Sunday, June 28, 2009

History through Cemeteries

On my way home from high school, I generally walked the shortest route--straight through the cemetery. The cemetery had (readable) graves from the 1700s, and many of the early prominent families were represented. In fact, there was a smaller, single-family cemetery just on the other side of the brook, and sometimes I would take a detour and visit that one too. Morbid? Scary? Not to me. To me the cemetery felt comfortable, and I was curious about the lives of the people who were buried there.

The other night, when I was at Beach Middle School in Chelsea for a kid's baseball game, I noticed--and wandered through--a very cool older cemetery--Oak Grove Cemetery. There is a Civil War memorial there, and the oldest grave I could read had an 1848 date.

One of the best places to learn about and understand local history and culture is in the nearest cemetery. I hope that some of those middle school teachers are using that cemetery as a teaching resource. Come to think of it, though, I don't think any of my kids has ever gone to a cemetery with a public school class. Have yours?

Maybe it is time for some grave history. Find your local cemetery, here.


  1. There's been some very entertaining and enlightening discussion on the "Dusty Diary" weblog with discussions of Ypsilanti history interspersed with visits to and accounts of the lives of people buried in Highland Cemetery there.

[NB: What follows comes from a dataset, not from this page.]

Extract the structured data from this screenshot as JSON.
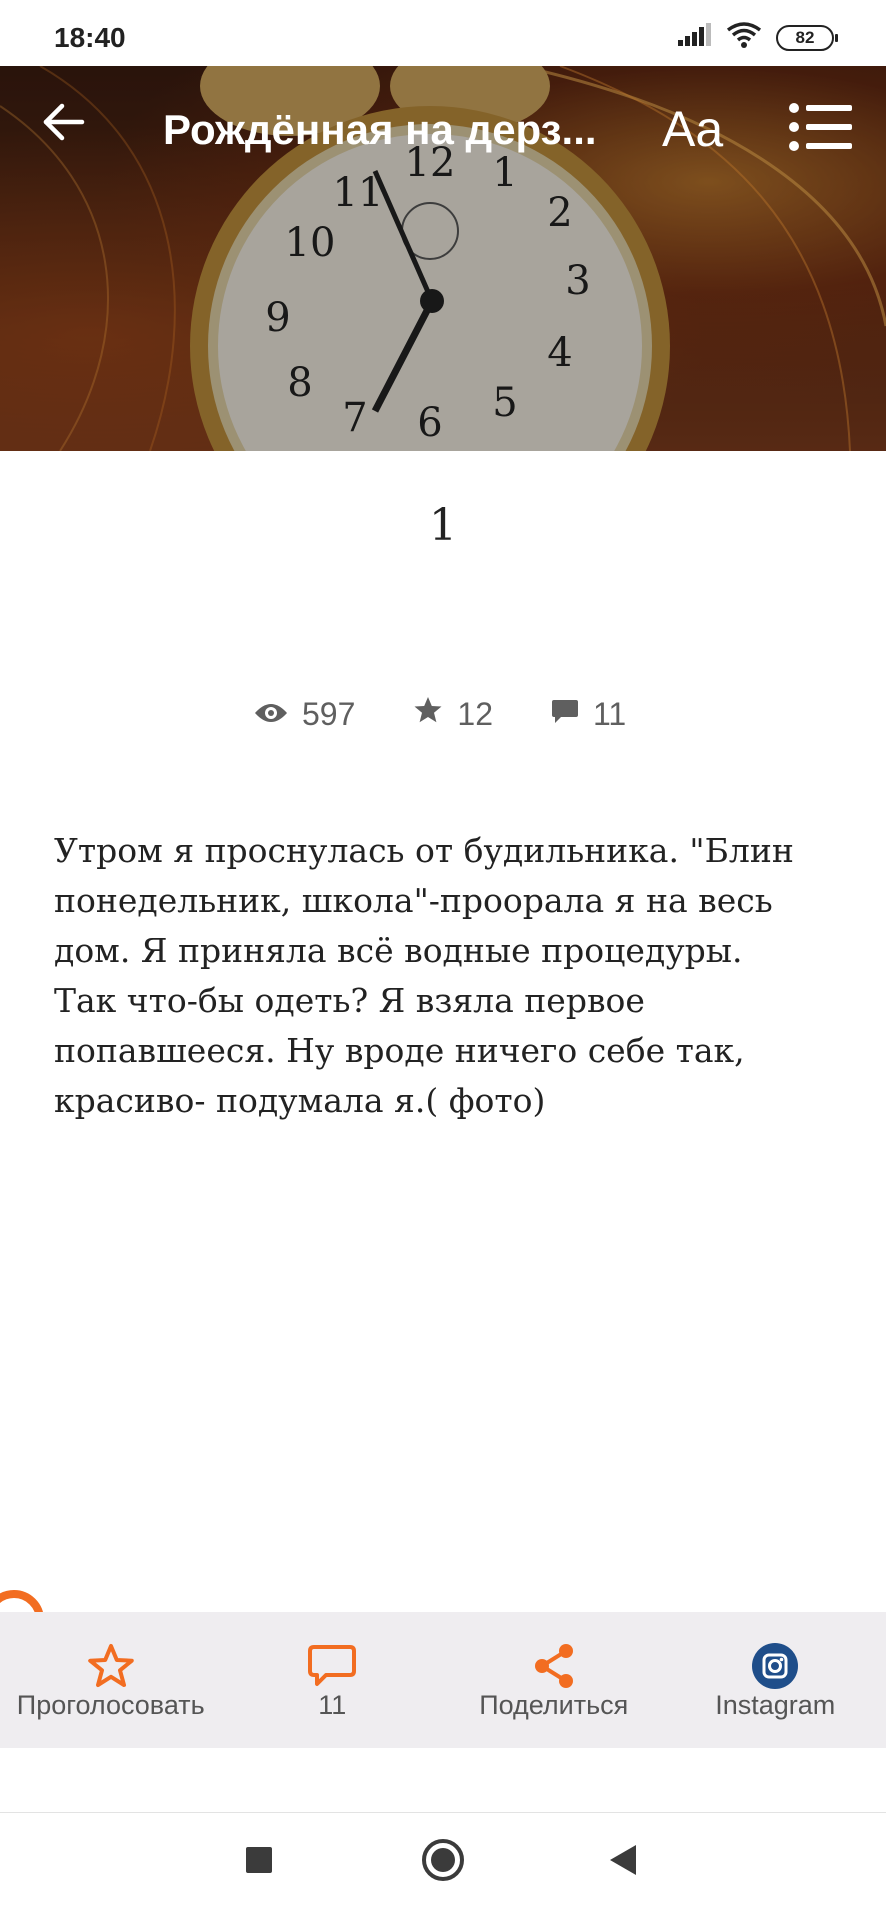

  2. And in fact, we can visit a Revolutionary War soldier's grave in the area. See

    (Visit Judd Cemetery, York Township)